Smells sweet and of faint spices, nutmeg and cinnamon.

Taste is a gingery, graham cracker, followed by the sweet sugar and spice of cinnamon and brown sugar. Nice level of spicing, not too much to be overpowering. Nice balance for a spiced beer.

Very drinkable even at this ABV, I'm on my third glass and feeling quite warm. Definitely a good choice for a winter warmer.

Others' reviews: Rate Beer, Beer Advocate

Who Doesn't Like Christmas Vacation?

With more or less the rest of the month of December off, I'm hoping for a relaxing break and a very beery close to the year.

-I've got two batches to bottle, the IPA and the Imperial Amber Ale.
-The first of the Imperial Steam Beer should be opened sometime next week.
-With all this 'free time', I'm planning to cook more, which always goes well with beer.
-A few of us from Indiana Homebrew Club are putting together a beer tour for a day after Christmas.
-Maybe one more batch to brew before the end of the year?
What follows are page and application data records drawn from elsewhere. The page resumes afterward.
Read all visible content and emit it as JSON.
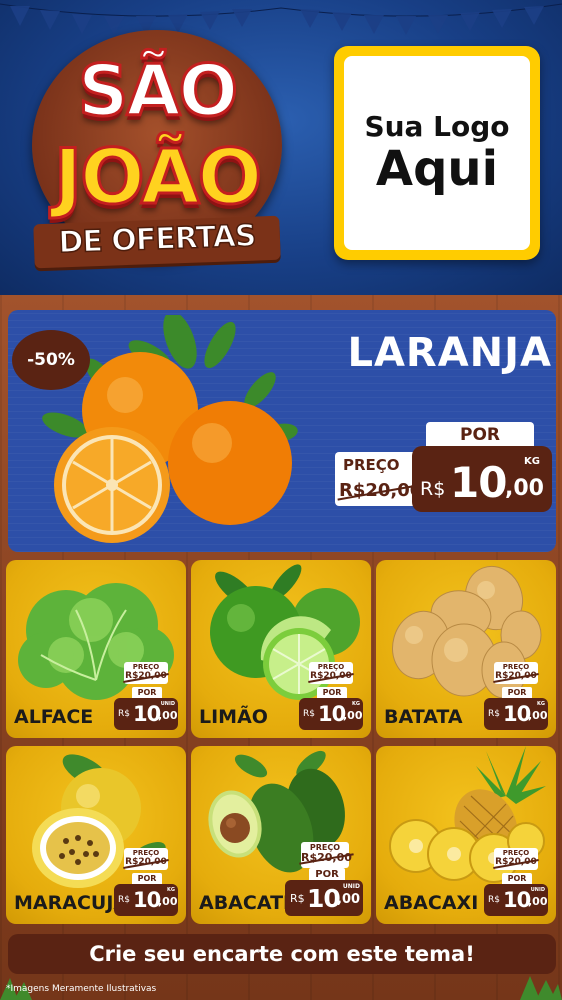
{
  "header": {
    "title_line1": "SÃO",
    "title_line2": "JOÃO",
    "title_line3": "DE OFERTAS",
    "logo_line1": "Sua Logo",
    "logo_line2": "Aqui"
  },
  "featured": {
    "discount": "-50%",
    "name": "LARANJA",
    "preco_label": "PREÇO",
    "old_price": "R$20,00",
    "por_label": "POR",
    "currency": "R$",
    "price_int": "10",
    "price_dec": ",00",
    "unit": "KG"
  },
  "products": [
    {
      "name": "ALFACE",
      "preco_label": "PREÇO",
      "old_price": "R$20,00",
      "por_label": "POR",
      "currency": "R$",
      "price_int": "10",
      "price_dec": ",00",
      "unit": "UNID"
    },
    {
      "name": "LIMÃO",
      "preco_label": "PREÇO",
      "old_price": "R$20,00",
      "por_label": "POR",
      "currency": "R$",
      "price_int": "10",
      "price_dec": ",00",
      "unit": "KG"
    },
    {
      "name": "BATATA",
      "preco_label": "PREÇO",
      "old_price": "R$20,00",
      "por_label": "POR",
      "currency": "R$",
      "price_int": "10",
      "price_dec": ",00",
      "unit": "KG"
    },
    {
      "name": "MARACUJÁ",
      "preco_label": "PREÇO",
      "old_price": "R$20,00",
      "por_label": "POR",
      "currency": "R$",
      "price_int": "10",
      "price_dec": ",00",
      "unit": "KG"
    },
    {
      "name": "ABACATE",
      "preco_label": "PREÇO",
      "old_price": "R$20,00",
      "por_label": "POR",
      "currency": "R$",
      "price_int": "10",
      "price_dec": ",00",
      "unit": "UNID"
    },
    {
      "name": "ABACAXI",
      "preco_label": "PREÇO",
      "old_price": "R$20,00",
      "por_label": "POR",
      "currency": "R$",
      "price_int": "10",
      "price_dec": ",00",
      "unit": "UNID"
    }
  ],
  "footer": {
    "cta": "Crie seu encarte com este tema!",
    "disclaimer": "*Imagens Meramente Ilustrativas"
  },
  "colors": {
    "header_blue": "#183f86",
    "featured_blue": "#2d4fa8",
    "card_yellow": "#f3c21d",
    "price_brown": "#5a2313",
    "logo_yellow": "#ffcc00"
  }
}
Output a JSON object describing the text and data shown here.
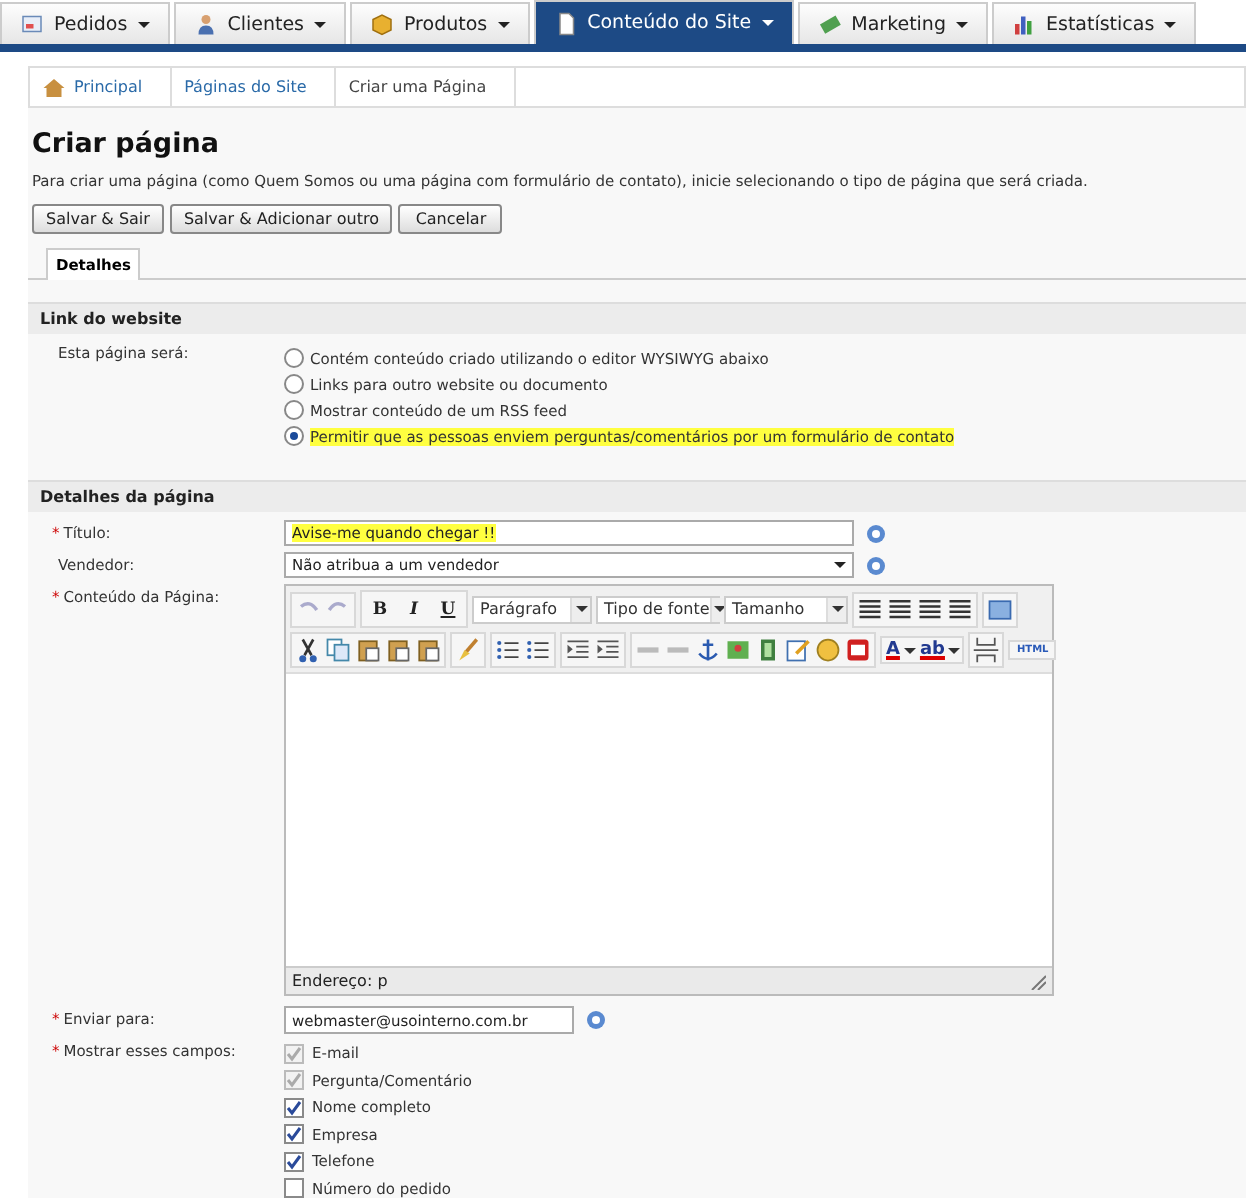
{
  "nav_tabs": [
    {
      "label": "Pedidos",
      "selected": false
    },
    {
      "label": "Clientes",
      "selected": false
    },
    {
      "label": "Produtos",
      "selected": false
    },
    {
      "label": "Conteúdo do Site",
      "selected": true
    },
    {
      "label": "Marketing",
      "selected": false
    },
    {
      "label": "Estatísticas",
      "selected": false
    }
  ],
  "breadcrumb": [
    "Principal",
    "Páginas do Site",
    "Criar uma Página"
  ],
  "title": "Criar página",
  "description": "Para criar uma página (como Quem Somos ou uma página com formulário de contato), inicie selecionando o tipo de página que será criada.",
  "buttons": [
    "Salvar & Sair",
    "Salvar & Adicionar outro",
    "Cancelar"
  ],
  "tabs": [
    {
      "label": "Detalhes",
      "selected": true
    }
  ],
  "link_section": {
    "heading": "Link do website",
    "label": "Esta página será:",
    "options": [
      {
        "label": "Contém conteúdo criado utilizando o editor WYSIWYG abaixo",
        "selected": false,
        "highlighted": false
      },
      {
        "label": "Links para outro website ou documento",
        "selected": false,
        "highlighted": false
      },
      {
        "label": "Mostrar conteúdo de um RSS feed",
        "selected": false,
        "highlighted": false
      },
      {
        "label": "Permitir que as pessoas enviem perguntas/comentários por um formulário de contato",
        "selected": true,
        "highlighted": true
      }
    ]
  },
  "details_section": {
    "heading": "Detalhes da página",
    "title_field": {
      "required_mark": "*",
      "label": "Título:",
      "value": "Avise-me quando chegar !!",
      "highlighted": true
    },
    "vendor_field": {
      "label": "Vendedor:",
      "value": "Não atribua a um vendedor"
    },
    "content_field": {
      "required_mark": "*",
      "label": "Conteúdo da Página:"
    },
    "editor": {
      "format_buttons": [
        "B",
        "I",
        "U"
      ],
      "selects": [
        "Parágrafo",
        "Tipo de fonte",
        "Tamanho"
      ],
      "color_buttons": [
        "A",
        "ab"
      ],
      "html_button": "HTML",
      "status": "Endereço: p"
    },
    "send_to": {
      "required_mark": "*",
      "label": "Enviar para:",
      "value": "webmaster@usointerno.com.br"
    },
    "fields": {
      "required_mark": "*",
      "label": "Mostrar esses campos:",
      "items": [
        {
          "label": "E-mail",
          "checked": true,
          "disabled": true
        },
        {
          "label": "Pergunta/Comentário",
          "checked": true,
          "disabled": true
        },
        {
          "label": "Nome completo",
          "checked": true,
          "disabled": false
        },
        {
          "label": "Empresa",
          "checked": true,
          "disabled": false
        },
        {
          "label": "Telefone",
          "checked": true,
          "disabled": false
        },
        {
          "label": "Número do pedido",
          "checked": false,
          "disabled": false
        }
      ]
    }
  }
}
Who knows.
-A couple recent trades and aquisitions have me up to my ears in good beer, including some DFH Immort Ale, Bell's Expedition and Batch 8000, Victory Old Ho', Lancaster Winter Warmer and a fresh growler of Otto's Winter Warmer.

I'll do my best to keep up with posts, report back on how the homebrew is tasting, and perhaps even include a few write-ups of my holiday beer tasting.


Grilled Venison Backstrap & Broccoli Cheddah Soup

Quick Post.

Used this recipe for the backstrap and this tasty recipe from Kegs and Kitchens for the Broccoli Cheddar Soup.

I used a little Steam beer homebrew in the soup and drank a brown ale with the meal.

Finished the night with Mad Elf and Frosty the Snowman with my son.


What Beer to Pair with Venison?

Not being a hunter, but enjoying both food and things that are free, I was more than happy to accept a friend's offer of some venison from his recent hunts.

He was kind enough to give me some backstrap, described as one of the best cuts of meat aside from the tenderloin.

My plan is to marinate it in some way, though I'm not sure in what base. Any ideas on pairing beer with deer, or game in general?


'Tis the Season.

With snow falling outside and temperatures dropping (at least this week...), I'm fully into the Christmas spirit.

And that is something odd for me. I'm not sure what it is, maybe its getting older and slightly less cynical. Maybe its my ability to block out all the commercial hubbub. Maybe its just seeing my kids excitement and remembering 'what it used to be like'.

Maybe its the Sly Fox Christmas Ale talking. Easily my favorite Winter seasonal, (Is February's Nugget Nectar release far enough off to be considered Spring?) I couldn't help getting a case when I was in Philly, especially at the basement bargain price of $40 for twelve 750s.

Last night I popped open the first one, this year graced with a bright green label, but otherwise the same look as last years. Nice way to differentiate for a vertical, lining all the bottles up, a seasonal display of tasty brew. Definitely going to have to save a couple for future years, an opportunity I missed last year, but only having two bottles, they didn't last long.

I'll do a more thorough tasting post soon.


Nothing in Primary

For the first time in a few months, I've got nothing in my fermenter buckets.

I bottled up the Imperial Steam Sunday morning, capping a total of 42 bottles.

Doing that emptied out a carboy, into which I transfered the Imperial Amber Ale, along with a 2 ounce Cascade dryhop.

I also opened up my first bottle of the Steam beer I brewed as my 'comeback' beer. Nicely carbonated, not a foamer like the EAssB, long lasting head. Its still not where it needs to be, as it smells a little green, but I'm hoping a few more weeks of sitting will turn it around.

I noticed a bit of the weirdness that I had from the EAssC, but I'm not sure if that is the age of the beer, only two weeks in the bottle or if its a DMS problem.

I left the lid off this time, so if that is the case, I'm going to blame it on a weak boil. Even using the turbojet we have for a front burner on our stove it can be a push to get a good rolling boil, a problem I've alleviated in the past couple batched by using a ring of heavy duty aluminum foil as a heat shield around the bottom of the pot. Visually, its working well. Hopefully it pays off in taste.